**GOAL OF THE EXERCISE:** Through to the final line, write out the records below exactly, omitting any images they contain.

**DATA:**
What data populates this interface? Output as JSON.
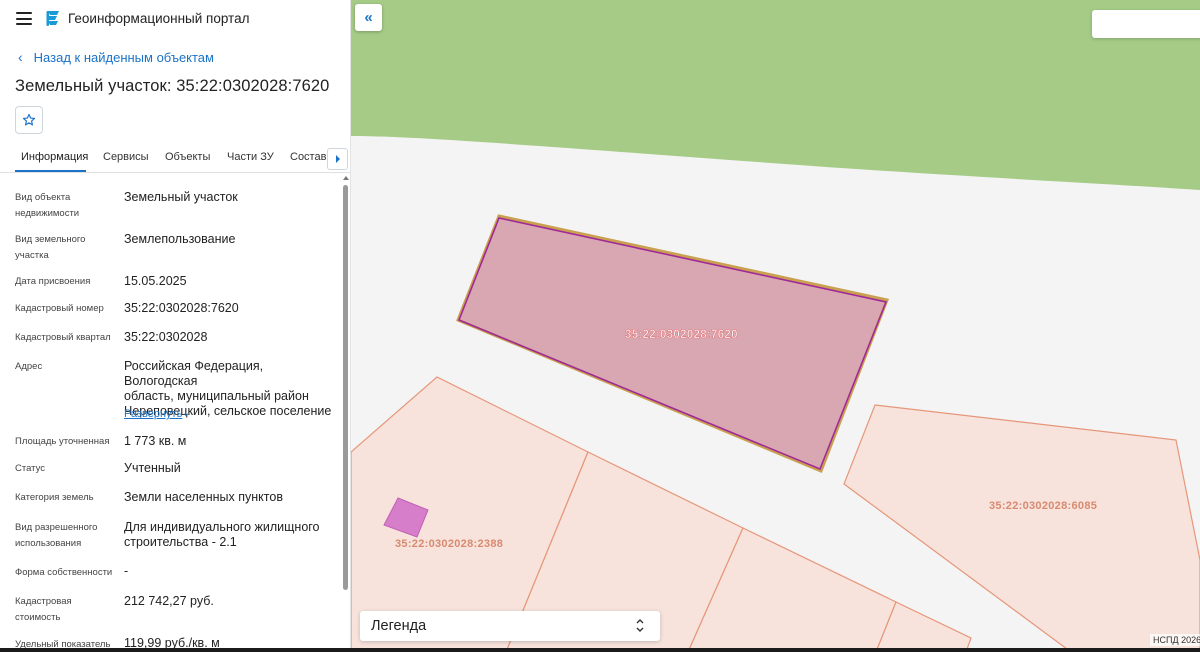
{
  "app": {
    "title": "Геоинформационный портал"
  },
  "header": {
    "back_label": "Назад к найденным объектам",
    "page_title": "Земельный участок: 35:22:0302028:7620"
  },
  "tabs": [
    {
      "label": "Информация",
      "active": true
    },
    {
      "label": "Сервисы",
      "active": false
    },
    {
      "label": "Объекты",
      "active": false
    },
    {
      "label": "Части ЗУ",
      "active": false
    },
    {
      "label": "Состав",
      "active": false
    }
  ],
  "info": {
    "object_type": {
      "label_1": "Вид объекта",
      "label_2": "недвижимости",
      "value": "Земельный участок"
    },
    "land_type": {
      "label_1": "Вид земельного",
      "label_2": "участка",
      "value": "Землепользование"
    },
    "assigned_date": {
      "label": "Дата присвоения",
      "value": "15.05.2025"
    },
    "cadastral_number": {
      "label": "Кадастровый номер",
      "value": "35:22:0302028:7620"
    },
    "cadastral_quarter": {
      "label": "Кадастровый квартал",
      "value": "35:22:0302028"
    },
    "address": {
      "label": "Адрес",
      "line_1": "Российская Федерация, Вологодская",
      "line_2": "область, муниципальный район",
      "line_3": "Череповецкий, сельское поселение",
      "expand_label": "Развернуть"
    },
    "area": {
      "label": "Площадь уточненная",
      "value": "1 773 кв. м"
    },
    "status": {
      "label": "Статус",
      "value": "Учтенный"
    },
    "land_category": {
      "label": "Категория земель",
      "value": "Земли населенных пунктов"
    },
    "permitted_use": {
      "label_1": "Вид разрешенного",
      "label_2": "использования",
      "value_1": "Для индивидуального жилищного",
      "value_2": "строительства - 2.1"
    },
    "ownership": {
      "label": "Форма собственности",
      "value": "-"
    },
    "cadastral_value": {
      "label_1": "Кадастровая",
      "label_2": "стоимость",
      "value": "212 742,27 руб."
    },
    "specific_value": {
      "label": "Удельный показатель",
      "value": "119,99 руб./кв. м"
    }
  },
  "map": {
    "parcel_main_label": "35:22:0302028:7620",
    "parcel_left_label": "35:22:0302028:2388",
    "parcel_right_label": "35:22:0302028:6085",
    "legend_label": "Легенда",
    "attribution": "НСПД 2026",
    "colors": {
      "green_area": "#a5cb86",
      "background": "#f4f4f4",
      "selected_fill": "#d9a7b1",
      "selected_stroke": "#a0299a",
      "parcel_fill": "#f7e3dc",
      "parcel_stroke": "#e6967a",
      "parcel_label": "#d88a70",
      "building_fill": "#d77ecb"
    }
  }
}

**TASK RESULT:**
What data populates this interface? Output as JSON.
{
  "app": {
    "title": "Геоинформационный портал"
  },
  "header": {
    "back_label": "Назад к найденным объектам",
    "page_title": "Земельный участок: 35:22:0302028:7620"
  },
  "tabs": [
    {
      "label": "Информация",
      "active": true
    },
    {
      "label": "Сервисы",
      "active": false
    },
    {
      "label": "Объекты",
      "active": false
    },
    {
      "label": "Части ЗУ",
      "active": false
    },
    {
      "label": "Состав",
      "active": false
    }
  ],
  "info": {
    "object_type": {
      "label_1": "Вид объекта",
      "label_2": "недвижимости",
      "value": "Земельный участок"
    },
    "land_type": {
      "label_1": "Вид земельного",
      "label_2": "участка",
      "value": "Землепользование"
    },
    "assigned_date": {
      "label": "Дата присвоения",
      "value": "15.05.2025"
    },
    "cadastral_number": {
      "label": "Кадастровый номер",
      "value": "35:22:0302028:7620"
    },
    "cadastral_quarter": {
      "label": "Кадастровый квартал",
      "value": "35:22:0302028"
    },
    "address": {
      "label": "Адрес",
      "line_1": "Российская Федерация, Вологодская",
      "line_2": "область, муниципальный район",
      "line_3": "Череповецкий, сельское поселение",
      "expand_label": "Развернуть"
    },
    "area": {
      "label": "Площадь уточненная",
      "value": "1 773 кв. м"
    },
    "status": {
      "label": "Статус",
      "value": "Учтенный"
    },
    "land_category": {
      "label": "Категория земель",
      "value": "Земли населенных пунктов"
    },
    "permitted_use": {
      "label_1": "Вид разрешенного",
      "label_2": "использования",
      "value_1": "Для индивидуального жилищного",
      "value_2": "строительства - 2.1"
    },
    "ownership": {
      "label": "Форма собственности",
      "value": "-"
    },
    "cadastral_value": {
      "label_1": "Кадастровая",
      "label_2": "стоимость",
      "value": "212 742,27 руб."
    },
    "specific_value": {
      "label": "Удельный показатель",
      "value": "119,99 руб./кв. м"
    }
  },
  "map": {
    "parcel_main_label": "35:22:0302028:7620",
    "parcel_left_label": "35:22:0302028:2388",
    "parcel_right_label": "35:22:0302028:6085",
    "legend_label": "Легенда",
    "attribution": "НСПД 2026",
    "colors": {
      "green_area": "#a5cb86",
      "background": "#f4f4f4",
      "selected_fill": "#d9a7b1",
      "selected_stroke": "#a0299a",
      "parcel_fill": "#f7e3dc",
      "parcel_stroke": "#e6967a",
      "parcel_label": "#d88a70",
      "building_fill": "#d77ecb"
    }
  }
}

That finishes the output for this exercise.